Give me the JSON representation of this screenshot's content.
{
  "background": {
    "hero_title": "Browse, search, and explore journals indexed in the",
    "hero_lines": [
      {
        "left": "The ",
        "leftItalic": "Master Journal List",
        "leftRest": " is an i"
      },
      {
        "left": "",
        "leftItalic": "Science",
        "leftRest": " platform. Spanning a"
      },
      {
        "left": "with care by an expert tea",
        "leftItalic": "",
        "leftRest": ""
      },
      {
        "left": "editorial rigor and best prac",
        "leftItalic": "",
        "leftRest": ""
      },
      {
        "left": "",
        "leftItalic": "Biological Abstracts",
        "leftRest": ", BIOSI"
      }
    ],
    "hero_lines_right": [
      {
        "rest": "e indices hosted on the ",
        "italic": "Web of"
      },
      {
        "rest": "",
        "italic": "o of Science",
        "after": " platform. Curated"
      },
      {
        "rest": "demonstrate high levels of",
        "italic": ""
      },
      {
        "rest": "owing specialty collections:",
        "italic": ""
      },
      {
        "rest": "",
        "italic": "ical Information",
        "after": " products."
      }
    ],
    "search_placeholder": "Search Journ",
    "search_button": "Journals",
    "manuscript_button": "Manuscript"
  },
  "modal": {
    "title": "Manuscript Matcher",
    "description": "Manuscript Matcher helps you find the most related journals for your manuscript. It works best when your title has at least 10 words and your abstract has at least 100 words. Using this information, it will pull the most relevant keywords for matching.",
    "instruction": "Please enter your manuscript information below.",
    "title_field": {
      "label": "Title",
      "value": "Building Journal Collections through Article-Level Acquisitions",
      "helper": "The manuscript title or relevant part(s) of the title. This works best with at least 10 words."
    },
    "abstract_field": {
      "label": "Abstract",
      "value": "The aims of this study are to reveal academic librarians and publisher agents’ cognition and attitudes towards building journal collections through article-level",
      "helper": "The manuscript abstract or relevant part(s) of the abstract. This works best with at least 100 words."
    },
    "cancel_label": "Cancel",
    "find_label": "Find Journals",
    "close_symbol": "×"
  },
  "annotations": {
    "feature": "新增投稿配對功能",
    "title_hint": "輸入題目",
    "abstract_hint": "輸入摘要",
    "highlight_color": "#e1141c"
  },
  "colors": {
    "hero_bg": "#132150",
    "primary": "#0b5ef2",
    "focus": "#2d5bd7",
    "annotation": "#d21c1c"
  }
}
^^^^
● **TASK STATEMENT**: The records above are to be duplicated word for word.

● **ANSWER TO THIS PROBLEM**:
Give me the JSON representation of this screenshot's content.
{
  "background": {
    "hero_title": "Browse, search, and explore journals indexed in the",
    "hero_lines": [
      {
        "left": "The ",
        "leftItalic": "Master Journal List",
        "leftRest": " is an i"
      },
      {
        "left": "",
        "leftItalic": "Science",
        "leftRest": " platform. Spanning a"
      },
      {
        "left": "with care by an expert tea",
        "leftItalic": "",
        "leftRest": ""
      },
      {
        "left": "editorial rigor and best prac",
        "leftItalic": "",
        "leftRest": ""
      },
      {
        "left": "",
        "leftItalic": "Biological Abstracts",
        "leftRest": ", BIOSI"
      }
    ],
    "hero_lines_right": [
      {
        "rest": "e indices hosted on the ",
        "italic": "Web of"
      },
      {
        "rest": "",
        "italic": "o of Science",
        "after": " platform. Curated"
      },
      {
        "rest": "demonstrate high levels of",
        "italic": ""
      },
      {
        "rest": "owing specialty collections:",
        "italic": ""
      },
      {
        "rest": "",
        "italic": "ical Information",
        "after": " products."
      }
    ],
    "search_placeholder": "Search Journ",
    "search_button": "Journals",
    "manuscript_button": "Manuscript"
  },
  "modal": {
    "title": "Manuscript Matcher",
    "description": "Manuscript Matcher helps you find the most related journals for your manuscript. It works best when your title has at least 10 words and your abstract has at least 100 words. Using this information, it will pull the most relevant keywords for matching.",
    "instruction": "Please enter your manuscript information below.",
    "title_field": {
      "label": "Title",
      "value": "Building Journal Collections through Article-Level Acquisitions",
      "helper": "The manuscript title or relevant part(s) of the title. This works best with at least 10 words."
    },
    "abstract_field": {
      "label": "Abstract",
      "value": "The aims of this study are to reveal academic librarians and publisher agents’ cognition and attitudes towards building journal collections through article-level",
      "helper": "The manuscript abstract or relevant part(s) of the abstract. This works best with at least 100 words."
    },
    "cancel_label": "Cancel",
    "find_label": "Find Journals",
    "close_symbol": "×"
  },
  "annotations": {
    "feature": "新增投稿配對功能",
    "title_hint": "輸入題目",
    "abstract_hint": "輸入摘要",
    "highlight_color": "#e1141c"
  },
  "colors": {
    "hero_bg": "#132150",
    "primary": "#0b5ef2",
    "focus": "#2d5bd7",
    "annotation": "#d21c1c"
  }
}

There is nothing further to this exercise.